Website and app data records
%%

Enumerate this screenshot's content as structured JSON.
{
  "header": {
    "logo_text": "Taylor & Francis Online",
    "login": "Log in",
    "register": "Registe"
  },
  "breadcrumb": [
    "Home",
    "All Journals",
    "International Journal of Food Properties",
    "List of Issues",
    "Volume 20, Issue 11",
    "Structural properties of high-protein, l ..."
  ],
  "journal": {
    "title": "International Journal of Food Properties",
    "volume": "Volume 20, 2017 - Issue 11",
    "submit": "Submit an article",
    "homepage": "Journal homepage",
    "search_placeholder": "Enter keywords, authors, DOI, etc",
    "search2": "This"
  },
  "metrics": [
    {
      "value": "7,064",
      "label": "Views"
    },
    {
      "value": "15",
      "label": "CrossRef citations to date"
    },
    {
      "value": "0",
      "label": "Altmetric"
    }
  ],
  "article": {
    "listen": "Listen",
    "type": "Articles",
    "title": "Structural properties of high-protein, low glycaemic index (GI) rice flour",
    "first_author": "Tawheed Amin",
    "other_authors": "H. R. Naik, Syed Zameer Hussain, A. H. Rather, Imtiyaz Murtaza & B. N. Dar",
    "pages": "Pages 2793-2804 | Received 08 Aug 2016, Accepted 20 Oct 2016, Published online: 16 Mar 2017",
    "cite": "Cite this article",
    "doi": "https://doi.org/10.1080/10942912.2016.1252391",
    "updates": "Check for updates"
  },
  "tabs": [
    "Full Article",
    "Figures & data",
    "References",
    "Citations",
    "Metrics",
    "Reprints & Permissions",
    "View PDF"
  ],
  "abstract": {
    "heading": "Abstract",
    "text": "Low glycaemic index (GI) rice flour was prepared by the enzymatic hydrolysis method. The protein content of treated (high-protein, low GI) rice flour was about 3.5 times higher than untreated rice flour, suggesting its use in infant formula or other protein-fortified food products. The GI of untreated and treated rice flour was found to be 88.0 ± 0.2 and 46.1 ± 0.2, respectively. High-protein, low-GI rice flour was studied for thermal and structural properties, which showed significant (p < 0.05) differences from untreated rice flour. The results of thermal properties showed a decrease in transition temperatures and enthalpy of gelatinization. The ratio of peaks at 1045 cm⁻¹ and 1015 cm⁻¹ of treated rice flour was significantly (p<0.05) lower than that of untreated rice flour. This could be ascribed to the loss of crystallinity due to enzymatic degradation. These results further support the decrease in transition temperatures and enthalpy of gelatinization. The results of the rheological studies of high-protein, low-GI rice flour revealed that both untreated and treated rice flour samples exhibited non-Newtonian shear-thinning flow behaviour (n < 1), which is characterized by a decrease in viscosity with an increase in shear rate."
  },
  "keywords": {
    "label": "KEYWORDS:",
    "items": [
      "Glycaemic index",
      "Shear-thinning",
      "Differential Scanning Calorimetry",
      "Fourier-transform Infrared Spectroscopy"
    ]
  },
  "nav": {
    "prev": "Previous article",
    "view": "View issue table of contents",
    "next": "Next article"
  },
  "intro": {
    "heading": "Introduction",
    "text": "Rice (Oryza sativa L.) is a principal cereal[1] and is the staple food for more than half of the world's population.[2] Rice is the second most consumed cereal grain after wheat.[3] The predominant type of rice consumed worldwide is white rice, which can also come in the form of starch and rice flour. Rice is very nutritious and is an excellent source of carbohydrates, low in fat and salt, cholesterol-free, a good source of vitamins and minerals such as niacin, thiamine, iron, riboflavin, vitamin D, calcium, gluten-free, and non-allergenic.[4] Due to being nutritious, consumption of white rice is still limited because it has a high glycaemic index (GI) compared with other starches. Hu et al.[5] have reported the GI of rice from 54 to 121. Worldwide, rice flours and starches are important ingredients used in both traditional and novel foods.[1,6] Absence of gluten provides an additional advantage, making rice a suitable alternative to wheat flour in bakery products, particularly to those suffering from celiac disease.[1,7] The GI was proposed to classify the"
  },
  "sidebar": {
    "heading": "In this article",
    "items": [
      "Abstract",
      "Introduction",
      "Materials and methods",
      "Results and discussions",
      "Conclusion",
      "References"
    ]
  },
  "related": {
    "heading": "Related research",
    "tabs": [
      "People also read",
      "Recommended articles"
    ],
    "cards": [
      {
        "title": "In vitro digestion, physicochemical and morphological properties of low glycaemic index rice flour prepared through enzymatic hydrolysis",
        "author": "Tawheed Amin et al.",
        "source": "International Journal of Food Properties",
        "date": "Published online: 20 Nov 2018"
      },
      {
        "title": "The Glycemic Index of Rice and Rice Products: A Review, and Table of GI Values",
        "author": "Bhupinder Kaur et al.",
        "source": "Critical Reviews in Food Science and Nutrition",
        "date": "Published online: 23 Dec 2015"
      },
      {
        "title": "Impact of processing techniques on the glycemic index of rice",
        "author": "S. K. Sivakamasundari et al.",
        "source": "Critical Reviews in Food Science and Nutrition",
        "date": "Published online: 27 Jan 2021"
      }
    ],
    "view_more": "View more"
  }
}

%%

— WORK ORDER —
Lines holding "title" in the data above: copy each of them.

— THE COMPLETED TASK —
    "title": "International Journal of Food Properties",
    "title": "Structural properties of high-protein, low glycaemic index (GI) rice flour",
        "title": "In vitro digestion, physicochemical and morphological properties of low glycaemic index rice flour prepared through enzymatic hydrolysis",
        "title": "The Glycemic Index of Rice and Rice Products: A Review, and Table of GI Values",
        "title": "Impact of processing techniques on the glycemic index of rice",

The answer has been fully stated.